Here is a high level example:

(query connection ["SELECT * FROM robots WHERE name = ?" "ralph"])

This can end up littering our code with in-line SQL statements that are not easily reusable or easy to reason about in the case of complex queries.

The second approach revolves around creating Clojure functions and composing them together to make a data structure that compiles down to a database query. An example of a library that does this is Honey SQL.

Here is what the previous query example looks like with this approach:

  (select :*)
  (from :robots)
  (where [:= :name "ralph"]))

Since this directly translates to raw SQL, this doesn’t make creating queries any easier than the first approach. This approach is actually harder to read than if we were just working with raw SQL queries.

The third approach, that Yesql takes, provides a different way to do things. When using Yesql, we create raw .sql files that contain our queries. Then, we execute these from Clojure.

Here is an example of how this works:

-- find_bot.sql
FROM bots
WHERE name = ?
; queries.clj
(defquery find-bot "queries/find_bot.sql")
(defn find-ralph []
  (find-bot (connection) "ralph"))

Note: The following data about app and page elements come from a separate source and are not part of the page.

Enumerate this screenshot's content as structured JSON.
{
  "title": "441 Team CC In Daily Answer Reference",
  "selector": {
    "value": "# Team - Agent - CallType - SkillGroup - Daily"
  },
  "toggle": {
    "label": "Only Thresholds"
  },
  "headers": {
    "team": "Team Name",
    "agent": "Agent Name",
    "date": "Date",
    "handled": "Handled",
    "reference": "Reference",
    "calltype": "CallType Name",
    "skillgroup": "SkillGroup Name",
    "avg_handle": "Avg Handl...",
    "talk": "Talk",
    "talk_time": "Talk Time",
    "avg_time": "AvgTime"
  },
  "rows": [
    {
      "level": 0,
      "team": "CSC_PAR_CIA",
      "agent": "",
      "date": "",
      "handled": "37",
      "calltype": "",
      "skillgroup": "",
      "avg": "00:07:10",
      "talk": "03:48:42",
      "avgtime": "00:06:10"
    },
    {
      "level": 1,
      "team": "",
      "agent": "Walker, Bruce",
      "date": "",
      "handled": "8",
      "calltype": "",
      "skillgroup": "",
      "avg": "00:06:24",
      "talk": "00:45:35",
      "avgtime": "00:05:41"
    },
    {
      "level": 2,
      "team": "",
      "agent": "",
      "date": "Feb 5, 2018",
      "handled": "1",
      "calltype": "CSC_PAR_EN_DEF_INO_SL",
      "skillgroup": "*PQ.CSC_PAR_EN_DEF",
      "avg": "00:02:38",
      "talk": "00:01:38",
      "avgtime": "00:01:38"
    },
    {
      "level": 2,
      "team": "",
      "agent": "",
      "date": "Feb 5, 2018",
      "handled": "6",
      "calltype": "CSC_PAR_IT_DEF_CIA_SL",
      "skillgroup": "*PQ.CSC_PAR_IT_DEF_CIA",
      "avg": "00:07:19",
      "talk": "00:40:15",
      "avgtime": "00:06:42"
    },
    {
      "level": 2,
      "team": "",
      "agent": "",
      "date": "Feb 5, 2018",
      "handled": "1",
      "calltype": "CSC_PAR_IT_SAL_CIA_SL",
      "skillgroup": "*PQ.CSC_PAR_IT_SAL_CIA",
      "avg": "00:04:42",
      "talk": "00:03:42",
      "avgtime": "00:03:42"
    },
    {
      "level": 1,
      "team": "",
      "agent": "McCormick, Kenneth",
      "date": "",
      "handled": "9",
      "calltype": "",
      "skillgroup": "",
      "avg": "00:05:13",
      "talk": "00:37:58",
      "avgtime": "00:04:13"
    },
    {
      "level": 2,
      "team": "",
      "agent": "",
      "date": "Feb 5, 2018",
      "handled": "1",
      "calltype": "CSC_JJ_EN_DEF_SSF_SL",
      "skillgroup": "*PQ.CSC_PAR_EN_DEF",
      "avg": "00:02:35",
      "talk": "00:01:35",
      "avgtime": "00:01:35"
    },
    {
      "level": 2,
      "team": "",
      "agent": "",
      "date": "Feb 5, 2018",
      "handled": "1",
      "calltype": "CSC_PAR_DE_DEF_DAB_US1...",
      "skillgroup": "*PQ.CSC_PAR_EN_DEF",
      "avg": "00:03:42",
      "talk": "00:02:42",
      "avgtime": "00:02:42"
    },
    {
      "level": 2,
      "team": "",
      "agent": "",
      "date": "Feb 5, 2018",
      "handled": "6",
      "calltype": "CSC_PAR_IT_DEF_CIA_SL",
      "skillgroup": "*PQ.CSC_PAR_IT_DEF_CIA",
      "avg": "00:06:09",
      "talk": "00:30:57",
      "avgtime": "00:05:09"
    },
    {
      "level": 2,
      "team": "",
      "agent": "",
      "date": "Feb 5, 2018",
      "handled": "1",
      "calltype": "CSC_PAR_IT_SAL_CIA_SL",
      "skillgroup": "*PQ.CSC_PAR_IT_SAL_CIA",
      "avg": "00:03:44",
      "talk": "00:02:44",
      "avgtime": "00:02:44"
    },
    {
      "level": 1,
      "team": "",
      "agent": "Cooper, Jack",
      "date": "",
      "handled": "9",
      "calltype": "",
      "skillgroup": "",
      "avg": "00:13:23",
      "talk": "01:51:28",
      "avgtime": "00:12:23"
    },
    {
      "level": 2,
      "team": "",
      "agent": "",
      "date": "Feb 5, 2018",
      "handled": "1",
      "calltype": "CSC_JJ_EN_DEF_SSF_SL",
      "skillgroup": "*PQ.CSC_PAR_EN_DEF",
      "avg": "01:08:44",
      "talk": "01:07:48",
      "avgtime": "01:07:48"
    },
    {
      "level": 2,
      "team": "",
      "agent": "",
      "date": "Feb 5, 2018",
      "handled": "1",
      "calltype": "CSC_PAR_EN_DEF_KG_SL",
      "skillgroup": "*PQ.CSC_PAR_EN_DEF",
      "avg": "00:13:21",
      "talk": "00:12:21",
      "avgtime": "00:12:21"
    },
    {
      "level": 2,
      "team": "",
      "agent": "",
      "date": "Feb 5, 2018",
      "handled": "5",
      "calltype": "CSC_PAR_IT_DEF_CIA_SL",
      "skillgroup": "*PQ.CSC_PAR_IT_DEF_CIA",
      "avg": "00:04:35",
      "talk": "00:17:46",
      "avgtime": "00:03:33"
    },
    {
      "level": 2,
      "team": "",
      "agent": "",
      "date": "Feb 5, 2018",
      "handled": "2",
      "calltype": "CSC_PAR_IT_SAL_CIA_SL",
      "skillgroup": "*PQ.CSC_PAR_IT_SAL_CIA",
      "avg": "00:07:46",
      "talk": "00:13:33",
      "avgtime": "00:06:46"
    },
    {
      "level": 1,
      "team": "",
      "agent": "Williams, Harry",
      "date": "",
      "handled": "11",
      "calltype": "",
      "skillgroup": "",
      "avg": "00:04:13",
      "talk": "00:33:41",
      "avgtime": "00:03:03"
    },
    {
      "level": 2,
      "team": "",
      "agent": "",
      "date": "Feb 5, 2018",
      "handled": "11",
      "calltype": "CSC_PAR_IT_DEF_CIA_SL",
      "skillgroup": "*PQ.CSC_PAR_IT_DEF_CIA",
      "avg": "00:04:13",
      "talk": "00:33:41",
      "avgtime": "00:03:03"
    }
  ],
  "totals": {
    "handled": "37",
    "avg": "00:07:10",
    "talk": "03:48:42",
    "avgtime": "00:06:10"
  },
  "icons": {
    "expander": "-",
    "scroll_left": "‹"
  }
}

Another possible advantage of this is we can reuse our queries across different services that have similar entities. I find this separation between the queries and Clojure extremely refreshing. We can easily write our SQL and completely ignore it in our Clojure code. This also helps us keep much of this logic complete separate in ourSQL. That way we can focus on the rest of our logic in the Clojure code. We are using this alongside ragtime which provides similar raw SQL migrations. These two libraries make a great pair for interacting with a database from our Clojure code.

We have been happy to have a variety of libraries that approach our problems in very different ways as we progress on this Clojure API. We are excited to continue to watch and participate as the Clojure community grows and comes up with great new ways to solve problems.